So let’s go over each of these states and how they work so you can get a better understanding on where you will find the hunt you are looking for:
- Colorado: There are 4 rifle seasons in the bulk of Colorado, there are a couple of expectations to this say on the eastern plains or even some above timberline hunts in September when the bucks are still in the velvet. As a general rule most of the units do not offer mule deer hunting during the 1st rifle season and other don’t have a 4th season which is the latest and most sought after hunts in the state typically as they are often in the heart of the rut and have few tags issued so there are not as many other hunters in the field. The long and short of Colorado is this. It may take 10+ years to hunt a fourth season hunt in any particular unit and that exact same unit may only take a point or two, even other it takes 0 points to draw the 2nd or 3rd rifle season. These are still great hunts, and can offer the hunter a great chance to be successful and hunting top shelf areas in much less time as long as you are willing to hunt outside of the rut, which you should they are still great hunts and great bucks are taken every year and especially good when the weather cooperates.
- Wyoming: Wyoming has many areas of the state that are managed by a region of units instead of unit specific type permits. Often these regions are much easier to draw and still offer excellent hunting. There are also areas with large amounts of private property that are easy to draw, and have outstanding age class of deer. If you know you are going to go with a guide one way or the other Wyoming may be the best place to consider as you will get access to privately managed herds and usually a very high success experience. These hunts can be drawn in 0-3 years depending on what style of hunt you are looking for.
- Montana: Montana manages their state with both Special Permit areas as well as General areas. These general areas can be productive for both the DIY hunter and especially for hunters looking to book with an outfitter and access private property. Hunters should expect to draw the first or second year they apply for these general deer permits, and with Rut rifle dates these are a real strong choice for hunters wanting to dip their toe into hunting mule deer.
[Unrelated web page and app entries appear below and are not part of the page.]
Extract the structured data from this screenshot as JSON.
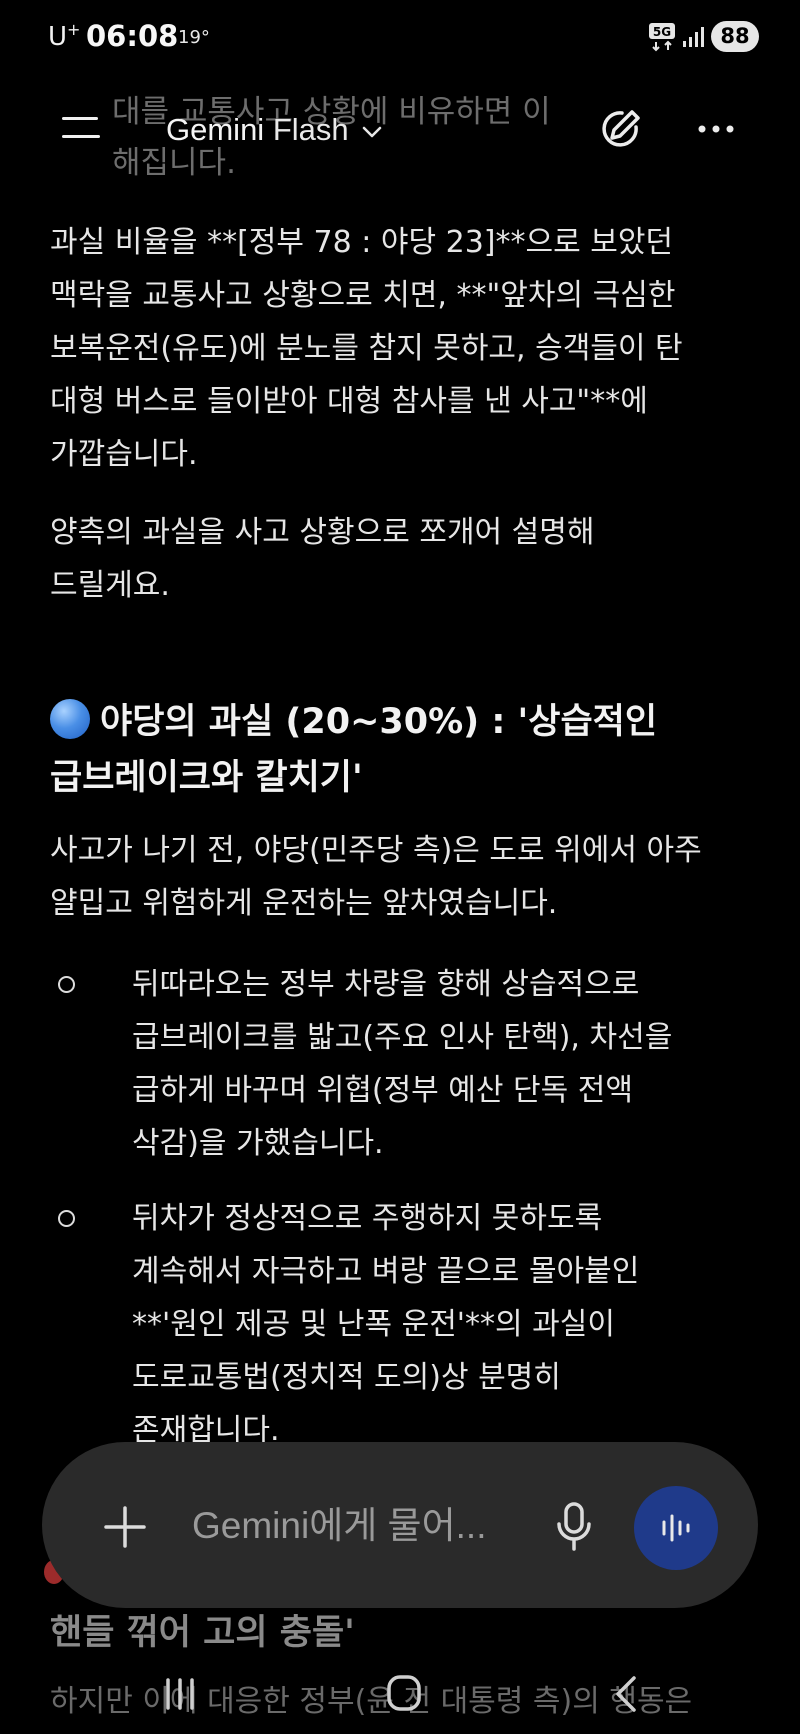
{
  "status_bar": {
    "carrier": "U",
    "carrier_plus": "+",
    "time": "06:08",
    "temperature": "19°",
    "network": "5G",
    "battery": "88"
  },
  "app_bar": {
    "brand": "Gemini",
    "model": "Flash",
    "icons": [
      "menu-icon",
      "chevron-down-icon",
      "edit-icon",
      "more-icon"
    ]
  },
  "content": {
    "ghost_lines": [
      "대를 교통사고 상황에 비유하면 이",
      "해집니다."
    ],
    "paragraph1": [
      "과실 비율을 **[정부 78 : 야당 23]**으로 보았던",
      "맥락을 교통사고 상황으로 치면, **\"앞차의 극심한",
      "보복운전(유도)에 분노를 참지 못하고, 승객들이 탄",
      "대형 버스로 들이받아 대형 참사를 낸 사고\"**에",
      "가깝습니다."
    ],
    "paragraph2": [
      "양측의 과실을 사고 상황으로 쪼개어 설명해",
      "드릴게요."
    ],
    "section1_title": [
      "야당의 과실 (20~30%) : '상습적인",
      "급브레이크와 칼치기'"
    ],
    "section1_intro": [
      "사고가 나기 전, 야당(민주당 측)은 도로 위에서 아주",
      "얄밉고 위험하게 운전하는 앞차였습니다."
    ],
    "bullets": [
      [
        "뒤따라오는 정부 차량을 향해 상습적으로",
        "급브레이크를 밟고(주요 인사 탄핵), 차선을",
        "급하게 바꾸며 위협(정부 예산 단독 전액",
        "삭감)을 가했습니다."
      ],
      [
        "뒤차가 정상적으로 주행하지 못하도록",
        "계속해서 자극하고 벼랑 끝으로 몰아붙인",
        "**'원인 제공 및 난폭 운전'**의 과실이",
        "도로교통법(정치적 도의)상 분명히",
        "존재합니다."
      ]
    ],
    "faded_title": "핸들 꺾어 고의 충돌'",
    "faded_line": "하지만 이에 대응한 정부(윤 전 대통령 측)의 행동은"
  },
  "input": {
    "placeholder": "Gemini에게 물어...",
    "icons": [
      "add-icon",
      "mic-icon",
      "live-icon"
    ]
  },
  "colors": {
    "background": "#000000",
    "text": "#e6e6e6",
    "input_bg": "#2a2a2a",
    "live_button": "#1f3a8a"
  }
}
- Utah: Utah like Montana manages their deer hunting into two categories, they call them Limited Entry Units and General Deer hunts. The limited entry hunts can take as many as 20+ years to draw depending on which hunt you are looking at. This being said the General Deer hunts can be drawn with as little as 0-6 points depending on which unit and what weapon you are looking to hunt with. There are desert hunts, above timberline style hunts, and really everything in between. There are some guided hunts offered in these general units and they can be outstanding, but overall Utah along with Colorado is probably the states I would consider most when looking to hunt without securing a guide.
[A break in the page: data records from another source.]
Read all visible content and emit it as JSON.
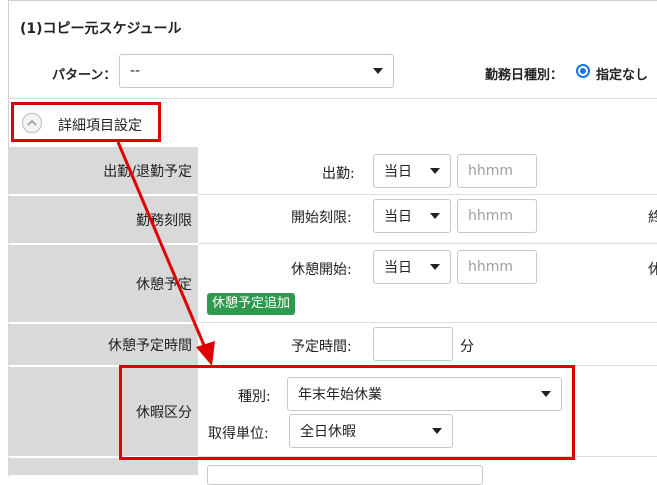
{
  "section": {
    "title": "(1)コピー元スケジュール"
  },
  "pattern": {
    "label": "パターン：",
    "value": "--"
  },
  "work_day_type": {
    "label": "勤務日種別：",
    "value": "指定なし"
  },
  "detail_toggle": {
    "label": "詳細項目設定"
  },
  "rows": {
    "attendance": {
      "label": "出勤/退勤予定",
      "field_label": "出勤:",
      "day_value": "当日",
      "time_placeholder": "hhmm"
    },
    "work_limit": {
      "label": "勤務刻限",
      "field_label": "開始刻限:",
      "day_value": "当日",
      "time_placeholder": "hhmm",
      "clipped_text": "終"
    },
    "break_plan": {
      "label": "休憩予定",
      "field_label": "休憩開始:",
      "day_value": "当日",
      "time_placeholder": "hhmm",
      "clipped_text": "休",
      "add_button": "休憩予定追加"
    },
    "break_time": {
      "label": "休憩予定時間",
      "field_label": "予定時間:",
      "value": "",
      "unit": "分"
    },
    "leave": {
      "label": "休暇区分",
      "type_label": "種別:",
      "type_value": "年末年始休業",
      "unit_label": "取得単位:",
      "unit_value": "全日休暇"
    }
  },
  "colors": {
    "annotation_red": "#e00000",
    "button_green": "#2e9a4d",
    "label_bg": "#d9d9d9",
    "radio_blue": "#1a73e8"
  }
}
- South Dakota: This state goes under the radar for the most part, and is one of the best kept secrets for mule deer hunting in the country. With only a point or two there are many different units that have excellent public land hunting opportunities. The permit you draw is typically good for either mule deer or whitetail and there are a number of above average bucks taken all over the western side of the state each year. The other awesome thing about South Dakota is if you apply correctly then you could end up either with two deer permits in your pocket when you go, or you could plan it so that you have a deer tag each year, you would simply be alternating units each year that you hunt.
Make a plan and follow it.
Planning your first mule deer hunt is very exciting, there are a number of options to consider, and all of them have pro’s and con’s attached to why you would lock in on one area or the other. Hopefully this article sheds some light on all of the options that exist, and can narrow your search a little faster. With a little planning and a small investment into applications each year, you could have more mule deer options to consider each year than you ever dreamed of.